Start of Stored data

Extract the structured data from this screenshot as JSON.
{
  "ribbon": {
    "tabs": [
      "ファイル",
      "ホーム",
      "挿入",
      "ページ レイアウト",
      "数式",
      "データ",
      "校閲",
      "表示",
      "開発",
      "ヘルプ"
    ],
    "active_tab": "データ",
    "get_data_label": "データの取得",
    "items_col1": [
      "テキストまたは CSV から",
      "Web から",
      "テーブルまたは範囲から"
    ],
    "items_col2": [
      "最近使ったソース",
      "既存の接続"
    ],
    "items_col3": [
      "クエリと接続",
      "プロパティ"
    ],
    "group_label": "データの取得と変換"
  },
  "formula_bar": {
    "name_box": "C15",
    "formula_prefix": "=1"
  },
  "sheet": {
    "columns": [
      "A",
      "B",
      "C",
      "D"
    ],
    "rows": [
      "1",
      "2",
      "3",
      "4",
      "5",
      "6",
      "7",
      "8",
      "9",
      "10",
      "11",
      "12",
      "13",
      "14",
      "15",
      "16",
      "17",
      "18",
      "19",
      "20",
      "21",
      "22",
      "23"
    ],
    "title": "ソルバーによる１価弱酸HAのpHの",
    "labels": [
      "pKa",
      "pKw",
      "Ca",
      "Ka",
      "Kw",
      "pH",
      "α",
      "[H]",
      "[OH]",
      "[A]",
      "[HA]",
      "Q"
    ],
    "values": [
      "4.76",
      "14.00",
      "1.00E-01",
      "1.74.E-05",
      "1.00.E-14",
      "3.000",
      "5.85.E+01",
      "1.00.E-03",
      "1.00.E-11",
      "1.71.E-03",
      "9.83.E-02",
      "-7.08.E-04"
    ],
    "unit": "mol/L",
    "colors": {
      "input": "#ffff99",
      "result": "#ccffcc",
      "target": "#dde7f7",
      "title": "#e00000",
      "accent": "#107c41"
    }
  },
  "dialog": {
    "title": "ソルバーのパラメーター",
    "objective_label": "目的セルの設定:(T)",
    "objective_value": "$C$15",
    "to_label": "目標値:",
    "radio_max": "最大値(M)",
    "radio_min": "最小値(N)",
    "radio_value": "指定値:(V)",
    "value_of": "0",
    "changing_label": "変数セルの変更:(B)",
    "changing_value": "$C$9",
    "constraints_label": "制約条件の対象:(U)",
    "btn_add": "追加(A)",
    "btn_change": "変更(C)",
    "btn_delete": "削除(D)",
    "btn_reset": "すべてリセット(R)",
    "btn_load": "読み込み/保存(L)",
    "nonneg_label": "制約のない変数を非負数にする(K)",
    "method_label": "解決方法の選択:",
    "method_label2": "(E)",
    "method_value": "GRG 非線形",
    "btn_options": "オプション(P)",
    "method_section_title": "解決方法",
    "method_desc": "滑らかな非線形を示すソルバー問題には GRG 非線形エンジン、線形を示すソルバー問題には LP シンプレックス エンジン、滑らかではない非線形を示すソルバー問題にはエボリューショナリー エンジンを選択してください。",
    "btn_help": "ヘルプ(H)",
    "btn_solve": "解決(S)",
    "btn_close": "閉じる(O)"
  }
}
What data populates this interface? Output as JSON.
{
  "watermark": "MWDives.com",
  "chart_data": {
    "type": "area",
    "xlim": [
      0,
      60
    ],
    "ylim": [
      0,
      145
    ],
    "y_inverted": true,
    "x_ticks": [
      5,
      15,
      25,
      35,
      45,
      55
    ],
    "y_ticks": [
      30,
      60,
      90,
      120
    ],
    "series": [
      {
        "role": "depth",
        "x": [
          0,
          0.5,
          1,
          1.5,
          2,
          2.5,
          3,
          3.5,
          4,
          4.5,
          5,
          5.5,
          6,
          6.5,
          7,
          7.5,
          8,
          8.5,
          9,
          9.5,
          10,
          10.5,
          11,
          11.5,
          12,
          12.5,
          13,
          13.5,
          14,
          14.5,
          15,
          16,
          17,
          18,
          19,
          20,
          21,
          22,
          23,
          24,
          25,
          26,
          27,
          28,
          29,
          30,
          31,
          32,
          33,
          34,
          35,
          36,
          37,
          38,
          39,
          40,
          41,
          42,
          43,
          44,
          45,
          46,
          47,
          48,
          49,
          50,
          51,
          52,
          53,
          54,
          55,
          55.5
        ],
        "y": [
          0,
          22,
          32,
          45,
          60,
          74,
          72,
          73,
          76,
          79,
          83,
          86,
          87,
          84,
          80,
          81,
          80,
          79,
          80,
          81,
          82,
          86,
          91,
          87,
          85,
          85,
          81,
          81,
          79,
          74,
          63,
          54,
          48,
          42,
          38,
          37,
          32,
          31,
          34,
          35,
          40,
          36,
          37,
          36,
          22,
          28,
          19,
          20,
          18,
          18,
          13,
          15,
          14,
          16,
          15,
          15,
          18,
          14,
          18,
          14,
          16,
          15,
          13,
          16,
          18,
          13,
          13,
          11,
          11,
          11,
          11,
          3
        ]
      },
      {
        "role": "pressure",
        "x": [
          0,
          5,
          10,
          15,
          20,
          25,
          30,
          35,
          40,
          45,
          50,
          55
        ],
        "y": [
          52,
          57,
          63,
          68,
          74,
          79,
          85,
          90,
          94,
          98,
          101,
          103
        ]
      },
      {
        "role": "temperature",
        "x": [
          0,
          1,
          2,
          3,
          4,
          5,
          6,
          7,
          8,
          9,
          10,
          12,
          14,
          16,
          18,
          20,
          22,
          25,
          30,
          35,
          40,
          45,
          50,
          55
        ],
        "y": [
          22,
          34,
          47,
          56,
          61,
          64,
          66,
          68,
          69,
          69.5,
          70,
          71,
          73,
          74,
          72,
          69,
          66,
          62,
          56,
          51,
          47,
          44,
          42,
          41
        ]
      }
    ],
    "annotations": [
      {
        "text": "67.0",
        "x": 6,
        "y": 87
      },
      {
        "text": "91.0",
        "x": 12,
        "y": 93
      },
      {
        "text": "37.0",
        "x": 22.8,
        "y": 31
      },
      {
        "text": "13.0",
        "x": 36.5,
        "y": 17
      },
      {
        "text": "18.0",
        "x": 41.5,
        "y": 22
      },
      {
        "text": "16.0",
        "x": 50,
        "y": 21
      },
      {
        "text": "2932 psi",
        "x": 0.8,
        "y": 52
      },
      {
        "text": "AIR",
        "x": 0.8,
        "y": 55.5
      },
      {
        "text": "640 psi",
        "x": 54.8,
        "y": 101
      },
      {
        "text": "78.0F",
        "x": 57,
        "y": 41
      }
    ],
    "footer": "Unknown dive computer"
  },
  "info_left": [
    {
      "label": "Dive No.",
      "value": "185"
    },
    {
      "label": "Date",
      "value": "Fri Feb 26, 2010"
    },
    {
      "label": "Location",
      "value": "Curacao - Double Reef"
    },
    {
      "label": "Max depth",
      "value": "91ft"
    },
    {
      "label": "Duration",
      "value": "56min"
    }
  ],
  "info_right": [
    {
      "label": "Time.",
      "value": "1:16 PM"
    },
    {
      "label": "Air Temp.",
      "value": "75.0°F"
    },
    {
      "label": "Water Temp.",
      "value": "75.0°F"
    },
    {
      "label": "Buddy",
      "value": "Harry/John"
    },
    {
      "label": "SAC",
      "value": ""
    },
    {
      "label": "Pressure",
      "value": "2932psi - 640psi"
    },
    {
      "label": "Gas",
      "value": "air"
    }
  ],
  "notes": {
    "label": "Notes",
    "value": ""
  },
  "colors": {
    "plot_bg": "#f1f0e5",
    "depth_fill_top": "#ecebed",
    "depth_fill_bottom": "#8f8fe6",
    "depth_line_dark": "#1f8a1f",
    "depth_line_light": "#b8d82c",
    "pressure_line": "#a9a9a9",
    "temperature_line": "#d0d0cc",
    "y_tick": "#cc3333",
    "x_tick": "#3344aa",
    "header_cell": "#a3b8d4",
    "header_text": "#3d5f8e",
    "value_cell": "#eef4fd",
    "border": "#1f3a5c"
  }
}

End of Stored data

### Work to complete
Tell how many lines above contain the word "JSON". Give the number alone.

### Reply
2